One of his examples was the switch from geo-centric to a helio-centric view of the motion of the planets. The calculations of the motions of Mars made with geo-centric models, with all their retrograde motion, were highly accurate, and when the helio-centric model first appeared, it was a less useful for predicting Mars’ position than the well-debugged geo-centric tables. The increase in quality came only after the mental shift to helio-centrism happened, because once they had understood the new model, they then took on the job of building new tools.
That’s tagging vs classification. Formal classification has centuries of practice supporting it, while tagging merely has a handful of early, incomplete examples. As a result, tagging does not have anything like the sophistication of classification systems — for tagging to work broadly and well we still need, inter alia, group tags; private tags; better user-defined thesauri; better tools for discovering latent communities; better tools for making time series; better routing labels like for: and via:; better traversal of the resulting for/via graphs; and ways of turning a collection of tags into site navigation, a sort of permanent card-sorting game that continually optimizes site navigation. For tagging to take over from classification, we need all those things and more, and we don’t have them.
But tagging is already better fit for discovering and reflecting both personal and group mental models; does a better job of handling ambiguous or dynamic cases; provides judgment-related context (’funny’, ‘cool’); allows better mapping to communities of the like-minded; and is, on top of all of that, cheap cheap cheap. These advantages are driving adoption, and the early adopters are now suffering from the lack of well-developed tools, but new inventions will arise to service those users, and this will lead to more later-but-still-early adopters, sharpening the problems further but with a bigger user base, thus increasing the incentive for still more improvement, lather, rinse, repeat.
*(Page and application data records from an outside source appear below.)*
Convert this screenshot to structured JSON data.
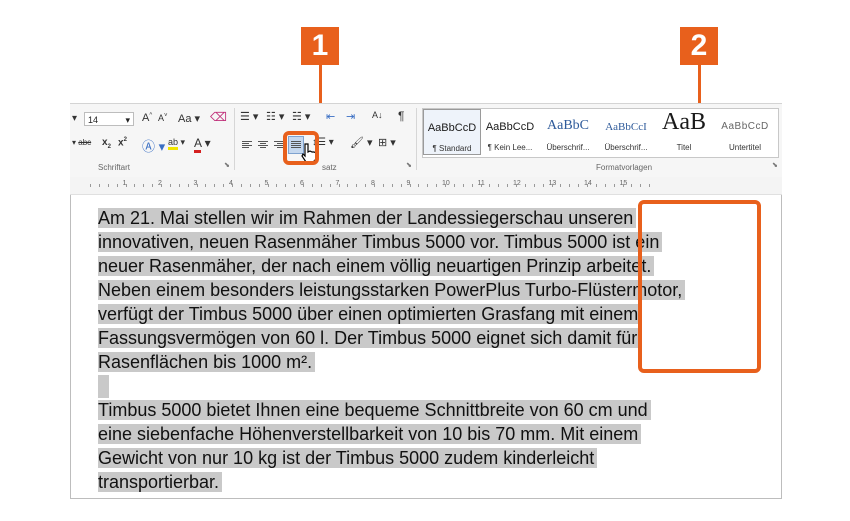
{
  "callouts": {
    "one": "1",
    "two": "2"
  },
  "ribbon": {
    "font_size": "14",
    "font_grow": "A",
    "font_shrink": "A",
    "change_case": "Aa",
    "strike": "abc",
    "subscript": "x",
    "superscript": "x",
    "pilcrow": "¶",
    "sort": "A↓",
    "group_font": "Schriftart",
    "group_paragraph_fragment": "satz",
    "group_styles": "Formatvorlagen",
    "styles": [
      {
        "sample": "AaBbCcD",
        "name": "¶ Standard"
      },
      {
        "sample": "AaBbCcD",
        "name": "¶ Kein Lee..."
      },
      {
        "sample": "AaBbC",
        "name": "Überschrif..."
      },
      {
        "sample": "AaBbCcI",
        "name": "Überschrif..."
      },
      {
        "sample": "AaB",
        "name": "Titel"
      },
      {
        "sample": "AaBbCcD",
        "name": "Untertitel"
      }
    ]
  },
  "ruler": {
    "numbers": [
      "1",
      "2",
      "3",
      "4",
      "5",
      "6",
      "7",
      "8",
      "9",
      "10",
      "11",
      "12",
      "13",
      "14",
      "15"
    ]
  },
  "document": {
    "lines": [
      "Am 21. Mai stellen wir im Rahmen der Landessiegerschau unseren",
      "innovativen, neuen Rasenmäher Timbus 5000 vor. Timbus 5000 ist ein",
      "neuer Rasenmäher, der nach einem völlig neuartigen Prinzip arbeitet.",
      "Neben einem besonders leistungsstarken PowerPlus Turbo-Flüstermotor,",
      "verfügt der Timbus 5000 über einen optimierten Grasfang mit einem",
      "Fassungsvermögen von 60 l. Der Timbus 5000 eignet sich damit für",
      "Rasenflächen bis 1000 m².",
      "",
      "Timbus 5000 bietet Ihnen eine bequeme Schnittbreite von 60 cm und",
      "eine siebenfache Höhenverstellbarkeit von 10 bis 70 mm. Mit einem",
      "Gewicht von nur 10 kg ist der Timbus 5000 zudem kinderleicht",
      "transportierbar."
    ]
  },
  "colors": {
    "accent": "#e8601c",
    "selection": "#c9c9c9"
  }
}
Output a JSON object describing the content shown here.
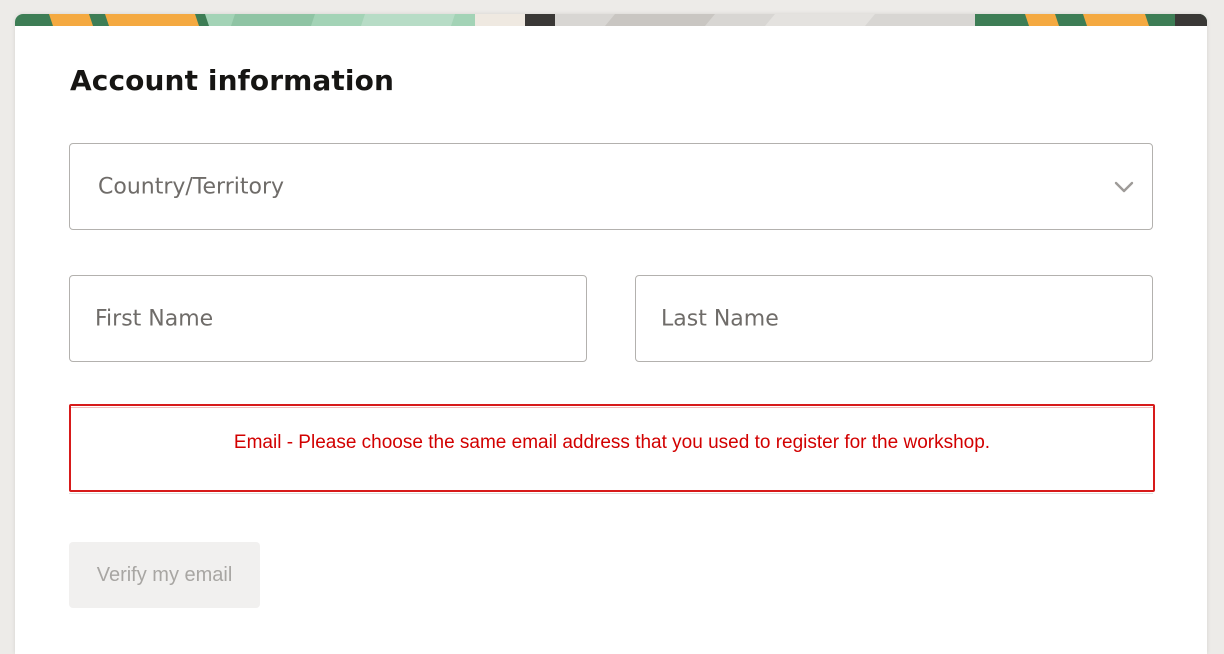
{
  "form": {
    "title": "Account information",
    "country": {
      "placeholder": "Country/Territory"
    },
    "first_name": {
      "placeholder": "First Name"
    },
    "last_name": {
      "placeholder": "Last Name"
    },
    "email": {
      "message": "Email - Please choose the same email address that you used to register for the workshop."
    },
    "verify_button": {
      "label": "Verify my email"
    }
  },
  "colors": {
    "page_background": "#edebe8",
    "error_red": "#d20000",
    "banner_green": "#3d7d55",
    "banner_orange": "#f4a941",
    "banner_mint": "#a3d3b6"
  },
  "icons": {
    "country_dropdown": "chevron-down-icon"
  }
}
You could make a lot of money or win a lot of bar bets when thinking about the digital realm if you compare technologies between hard or easy, rigorous or sloppy, sophisticated or naïve, expensive or cheap, professional or amateur, and then bet on the things that have the most checkmarks in the right hand column. Tagging has a checkmark in all those boxes.